Hannah Zeavin is an Assistant Professor at Indiana University in the Luddy School of Informatics. Additionally, she is a visiting fellow at the Columbia University Center for the Study of Social Difference. She is a scholar, writer, and editor whose work centers on the history of human sciences (psychoanalysis, psychology, and psychiatry), the history of technology, feminist STS, and media theory. Zeavin’s first book, The Distance Cure: A History of Teletherapy is now out from MIT Press, with a Foreword by John Durham Peters. She is at work on her second book, Mother’s Little Helpers: Technology in the American Family (MIT Press, under contract), which was awarded the 2021 Brooke Hindle Fellowship from the Society for the History of Technology. Other academic work has appeared in or is forthcoming from differences: A Journal of Feminist Studies, Technology and Culture, American Imago, Media, Culture, & Society, and elsewhere.
Hot and Cool Mothers: History of Science in Media Studies
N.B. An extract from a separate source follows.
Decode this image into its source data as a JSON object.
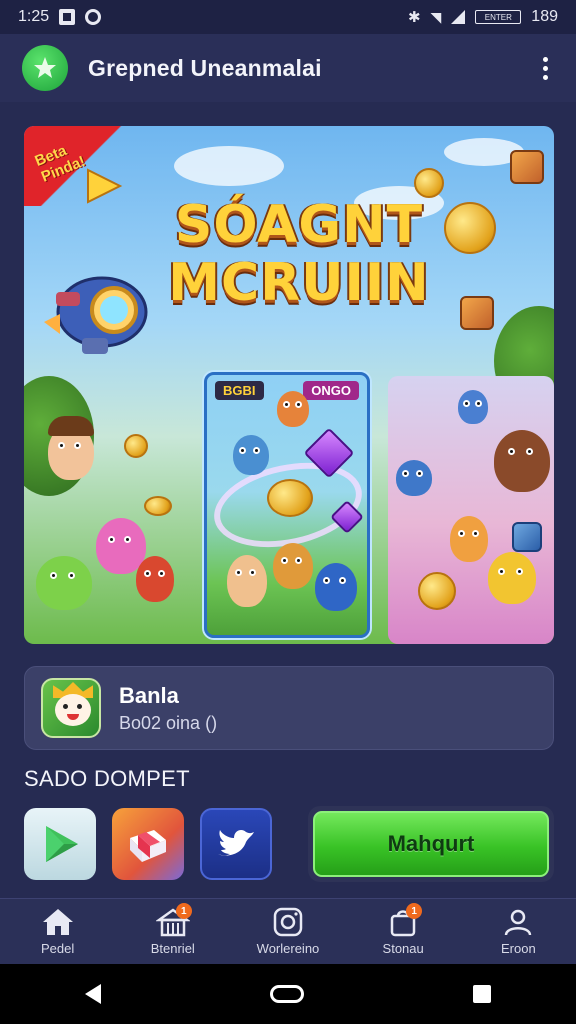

From the mid-1940s until the 1960s and beyond, class, race, and maternal function were linked in metaphors of temperature in pediatric psychological studies of Bad Mothers. Newly codified diagnoses of aloof “refrigerator mothers” and overstimulating “hot mothers” were inseparable from midcentury conceptions of stimulation, mediation, domesticity, and race, including Marshall McLuhan’s theory of hot and cool media, as well as maternal absence and (over)presence, echoes of which continue in the present in terms like “helicopter parent.” Whereas autism and autistic states have been extensively elaborated in their relationship to digital media, this talk attends to attributed maternal causes of “emotionally disturbed,” queer, and neurodivergent children. The talk thus elaborates a media theory of mothering and parental “fitness”.